Apple AirPods Max, £499, Apple.com

6. Bose QuietComfort Ultra Headphones

Bose QuietComfort Ultra Headphones

(Image credit: Bose)

Another explicit AirPods Max challenger, the QuietComfort Ultra from Bose ticks all the feature boxes required of the premium set; noise cancelling, immersive audio, transparency mode and sound personalised to your ear shape. Total immersion is combined with a transparency mode that doesn’t block out your entire surroundings, and Bose quotes a maximum battery life of 24 hours.  

Bose QuietComfort Ultra Headphones, £449.95, Bose.co.uk

7. JLab Studio Pro ANC

JLab Studio Pro ANC Headphones

(Image credit: JLab)

JLab’s Studio Pro ANC sits towards the lower end of the wireless over-ear headphones market. Perhaps because it costs a fraction of the price of the Sonos, Apple or Bose offerings, JLab’s newest offers a rather more straitened feature set. These days that still means active noise cancellation and four different noise control modes, with a promised 45-hour playback time over Bluetooth. The Studio Pro ANCs can also be run as wired headphones via the included USB-C to 3.5mm cable. 

JLab Studio Pro ANC, £99.99, UK.JLab.com
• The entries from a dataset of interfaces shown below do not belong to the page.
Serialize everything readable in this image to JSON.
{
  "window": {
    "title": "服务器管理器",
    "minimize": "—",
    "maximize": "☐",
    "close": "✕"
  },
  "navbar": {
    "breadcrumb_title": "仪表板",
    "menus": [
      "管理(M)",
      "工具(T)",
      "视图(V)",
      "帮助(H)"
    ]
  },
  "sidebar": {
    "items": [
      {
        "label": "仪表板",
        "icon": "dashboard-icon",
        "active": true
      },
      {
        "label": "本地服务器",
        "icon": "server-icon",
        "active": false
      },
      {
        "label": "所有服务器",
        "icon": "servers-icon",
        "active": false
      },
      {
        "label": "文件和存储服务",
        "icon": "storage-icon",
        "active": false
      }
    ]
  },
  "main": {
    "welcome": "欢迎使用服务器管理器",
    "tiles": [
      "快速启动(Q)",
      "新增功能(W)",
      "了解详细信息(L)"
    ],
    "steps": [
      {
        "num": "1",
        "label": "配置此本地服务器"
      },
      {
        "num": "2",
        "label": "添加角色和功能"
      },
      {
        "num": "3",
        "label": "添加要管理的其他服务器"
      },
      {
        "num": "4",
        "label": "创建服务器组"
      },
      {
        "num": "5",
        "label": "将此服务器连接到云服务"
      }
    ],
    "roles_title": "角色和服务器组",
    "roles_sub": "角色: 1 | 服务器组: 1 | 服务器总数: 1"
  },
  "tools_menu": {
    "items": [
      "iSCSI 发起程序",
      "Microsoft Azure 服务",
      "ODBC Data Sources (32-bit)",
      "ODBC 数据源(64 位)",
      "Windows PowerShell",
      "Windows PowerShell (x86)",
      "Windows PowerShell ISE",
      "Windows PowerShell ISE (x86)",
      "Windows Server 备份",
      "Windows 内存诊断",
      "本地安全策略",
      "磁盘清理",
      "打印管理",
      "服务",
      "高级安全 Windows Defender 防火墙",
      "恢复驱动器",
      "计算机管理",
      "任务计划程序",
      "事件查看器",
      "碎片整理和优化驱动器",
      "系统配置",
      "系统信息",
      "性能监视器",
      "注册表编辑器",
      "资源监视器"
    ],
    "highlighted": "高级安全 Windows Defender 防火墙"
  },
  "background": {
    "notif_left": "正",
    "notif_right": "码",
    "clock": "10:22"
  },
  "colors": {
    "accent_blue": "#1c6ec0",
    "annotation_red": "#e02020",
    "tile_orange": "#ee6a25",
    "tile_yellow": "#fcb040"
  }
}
8. Meze LIRIC 2nd gen headphones

Meze LIRIC 2nd gen headphones

(Image credit: Meze Audio)

The second-generation version of Meze’s LIRIC closed-back headphones emphasises the elements that make this audiophile brand stand out. That includes a striped ebony wood finish, premium hand-braided copper cable, and a solid, crafted appearance. Meze’s designs are modular, allowing elements like the detachable magnetic earpads to be easily replaced or upgraded. 

Meze LIRIC 2nd Generation, £1,850, MezeAudio.com

9. Focal Hadenys

Focal Hadenys Headphones

(Image credit: Focal)

French manufacturer Focal has launched its Hadenys open-back headphones. Designed for home listening, with a lightweight but large frame and a pleasingly different brown colourway. Focal’s in-car audio collaborations are becoming more prominent, working with key French brands like DS, Peugeot and Alpine. The Hadenys headphones parlay some of this Gallic verse into an elegant functional object that’s also a pleasing alternative to the established brands. 

Focal Hadenys, £599, Focal.com

Jonathan Bell has written for Wallpaper* magazine since 1999, covering everything from architecture and transport design to books, tech and graphic design. He is now the magazine’s Transport and Technology Editor. Jonathan has written and edited 15 books, including Concept Car Design, 21st Century House, and The New Modern House. He is also the host of Wallpaper’s first podcast.